Auburn hair is dresed in an upstyle with ringlets on either side of face.

Georgiana Jocelyn (d.1819) by Lady Francis Jocelyn

Georgiana Jocelyn (d.1819)

Artist: Lady Francis Jocelyn

Georgiana was the daughter of the Hon. George Jocelyn and Tomasine Bowen, she married Major James Boyd in  1813. 

Her father  held the office of Member of Parliament (M.P.) for Dundalk between 1783 and 1798 and the office of Deputy Auditor-General in 1796.

Head and shoulders pencil portrait of Georgiana in profile. Handwritten inscription beneath Front inscription reads: ‘Georgiana Jocelyn – by her cousin Lady Francis Jocelyn’.

Lieutenant Lord Charles Wandesford Butler RN ( 1820-1857)

Lieutenant Lord Charles Wandesford Butler RN ( 1820-1857)

Charles was the youngest son of James Butler, 1st Marquess of Ormonde and Grace Louisa Staples.

Lord Charles Butler framed  oval daguerreotype with ornate brass inset in plain black square frame. 

Lord Charles is wearing formal black dress with white shire and holds a top hat on his knee.

Sarah Wynne (d.1903) by Sir Frederick William Burton

Sarah Wynne (d.1903)

Eldest daughter of Lady Anne-Wandesford Butler and John Wynne.

Artist: Sir Frederick William Burton

Watercolour portrait of Sarah Wynne  inserted into oval Giltwood mount in ornate Giltwood frame.

Lady Louisa Grace Butler (1868 -1896) by unknown artist

Lady Louisa Grace Butler (1868 -1896)

Artist: unknown

Third eldest daughter of James Butler, 1st Marquess of Ormonde and Grace Louisa Staples, she married Thomas Fortescue of Ravensdale,  Co. Louth,  1st Baron Clermont in 1840.

Wearing a white dress, brown centre parted hair in an upstyle with a braid encircling her head.

Nymphs bathing in a landscape

Nymphs bathing in a landscape

Artist: Follower of Cornelis van Poelenburgh (c.1595-1667) (A.. Carre) Signed A Carré and dated 1753

Three partially clothed female figures are in the foreground, while others disport themselves in the lake. In the background is a classical landscape. Signed “A: Carre 1753”

Steenie Johnson by W. B Hole, Engraver Thomas Brown. 1875

Steenie Johnson

Artist: W. B Hole, Engraver Thomas Brown. 1875

A group scene, showing Steenie Steenson demanding a Receipt for his Rent from Sir Robert Redgauntlet who is depicted seated with a broken leg set upon a wooden suport. the remiander of the group dressed in 17th century style male and femal, are carousing.

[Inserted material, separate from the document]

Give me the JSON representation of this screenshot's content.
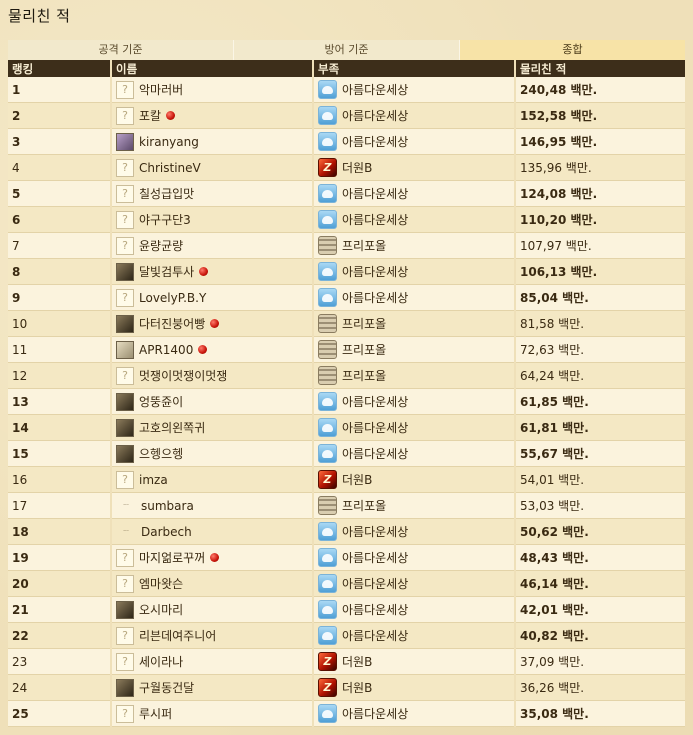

From  “Wandering Willie’s Tale” by Sir Walter Scott, engraved by Thomas Brown after a picture by W.B.Hole, published in Six Engravings in Illustration of Redgauntlet, 1876.

James Edward Theobald Butler (1844-1919)

James Edward Theobald Butler (1844-1919)

3rd Marquess of Ormonde, 21st Earl of Ormonde

Artist: Unknown from a photograph by Alexander Bassano (1829-1913)

Wearing uniform of the Houshold Cavalry, helmet on a mantlepiece. Standing with left arm resting on a sideboard.

This is dated and signed in 1876 the year of his marriage to Elizabeth Harriet Grosvenor.

The photographs from which the drawings were made were probably taken as momento of the year they married 1876.

James Edward Theobald Butler (1844-1919)

James Edward Theobald Butler (1844-1919)

3rd Marquess of Ormonde, 21st Earl of Ormonde

Artist:  C.W.Walton.

Head and shoulders right profile drawing  of the 3rd Marquess, James Edward Butler, dressed in a suit.

Elizabeth Harriet Grosvenor (1856-1928)

Elizabeth Harriet Grosvenor (1856-1928)

Marchioness of Ormonde

Artist: unknwon from a photograph by Alexander Bassano (1829-1913)

Seated with a book on her lap.

Wearig a dress, pearls and hand.

Hair is in an upstyle and plaited.

The photographs from which the drawings were made were probably taken as momento of the year she married James Edward Butler, 3rd Marquess of Ormonde.

James Wandesford Butler (1774-1838)

James Wandesford Butler (1774-1838)

1st Marquess of Ormonde, 19th Earl of Ormonde

From a painting by John Comerford ; Engraved by Parker

Head and Shoulders, profile looking to the right. Dressed in 17th century costume, his right hand is closed over an chair back and is gloved.

The left hand clasps his cape closed.